[10] Shaykh Khalid Saifullah Rahmani, Muhadharat Usul al-Fiqh p. 255


[11]  Fatawa Hindiyyah, Kitāb al-Karahiyyah, vol 5, p. 434-5

الْبَابُ الثَّامِنَ عَشَرَ فِي التَّدَاوِي وَالْمُعَالَجَاتِ

الِانْتِفَاعُ بِأَجْزَاءِ الْآدَمِيِّ لَمْ يَجُزْ قِيلَ لِلنَّجَاسَةِ وَقِيلَ لِلْكَرَامَةِ هُوَ الصَّحِيحُ كَذَا فِي جَوَاهِرِ الْأَخْلَاطِيِّ.

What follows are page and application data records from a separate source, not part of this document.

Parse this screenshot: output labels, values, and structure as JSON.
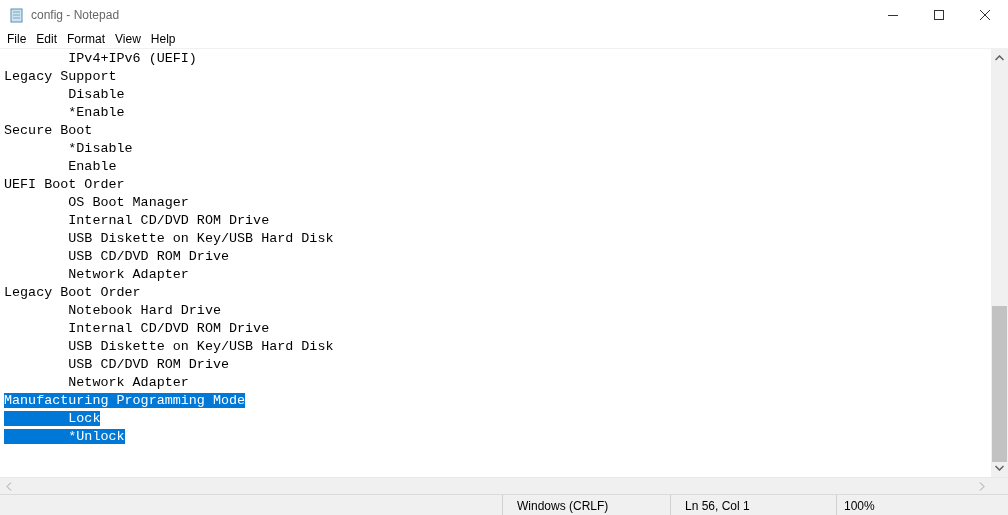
{
  "window": {
    "title": "config - Notepad"
  },
  "menu": [
    "File",
    "Edit",
    "Format",
    "View",
    "Help"
  ],
  "lines": [
    {
      "text": "\tIPv4+IPv6 (UEFI)",
      "selected": false
    },
    {
      "text": "Legacy Support",
      "selected": false
    },
    {
      "text": "\tDisable",
      "selected": false
    },
    {
      "text": "\t*Enable",
      "selected": false
    },
    {
      "text": "Secure Boot",
      "selected": false
    },
    {
      "text": "\t*Disable",
      "selected": false
    },
    {
      "text": "\tEnable",
      "selected": false
    },
    {
      "text": "UEFI Boot Order",
      "selected": false
    },
    {
      "text": "\tOS Boot Manager",
      "selected": false
    },
    {
      "text": "\tInternal CD/DVD ROM Drive",
      "selected": false
    },
    {
      "text": "\tUSB Diskette on Key/USB Hard Disk",
      "selected": false
    },
    {
      "text": "\tUSB CD/DVD ROM Drive",
      "selected": false
    },
    {
      "text": "\tNetwork Adapter",
      "selected": false
    },
    {
      "text": "Legacy Boot Order",
      "selected": false
    },
    {
      "text": "\tNotebook Hard Drive",
      "selected": false
    },
    {
      "text": "\tInternal CD/DVD ROM Drive",
      "selected": false
    },
    {
      "text": "\tUSB Diskette on Key/USB Hard Disk",
      "selected": false
    },
    {
      "text": "\tUSB CD/DVD ROM Drive",
      "selected": false
    },
    {
      "text": "\tNetwork Adapter",
      "selected": false
    },
    {
      "text": "Manufacturing Programming Mode",
      "selected": true
    },
    {
      "text": "\tLock",
      "selected": true
    },
    {
      "text": "\t*Unlock",
      "selected": true
    }
  ],
  "status_bar": {
    "line_ending": "Windows (CRLF)",
    "position": "Ln 56, Col 1",
    "zoom": "100%"
  }
}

[12] See Jadeed Fiqhi Masail vol 5 pp. 65-85 for detailed discussion on organ transplantation


[13] Fatawa Hindiyyah, Kitāb al-Karahiyyah, vol 5, p. 434-5

الْبَابُ الثَّامِنَ عَشَرَ فِي التَّدَاوِي وَالْمُعَالَجَاتِ

يَجُوزُ لِلْعَلِيلِ شُرْبُ الدَّمِ وَالْبَوْلِ وَأَكْلُ الْمَيْتَةِ لِلتَّدَاوِي إذَا أَخْبَرَهُ طَبِيبٌ مُسْلِمٌ أَنَّ شِفَاءَهُ فِيهِ وَلَمْ يَجِدْ مِنْ الْمُبَاحِ مَا يَقُومُ مَقَامَهُ


[14] Ibn Nujaym, Al-Ashbah wa Nazair, p. 73

الضَّرُورَاتُ تُبِيحُ الْمَحْظُورَاتِ

مَا أُبِيحَ لِلضَّرُورَةِ يُقَدَّرُ بِقَدْرِهَا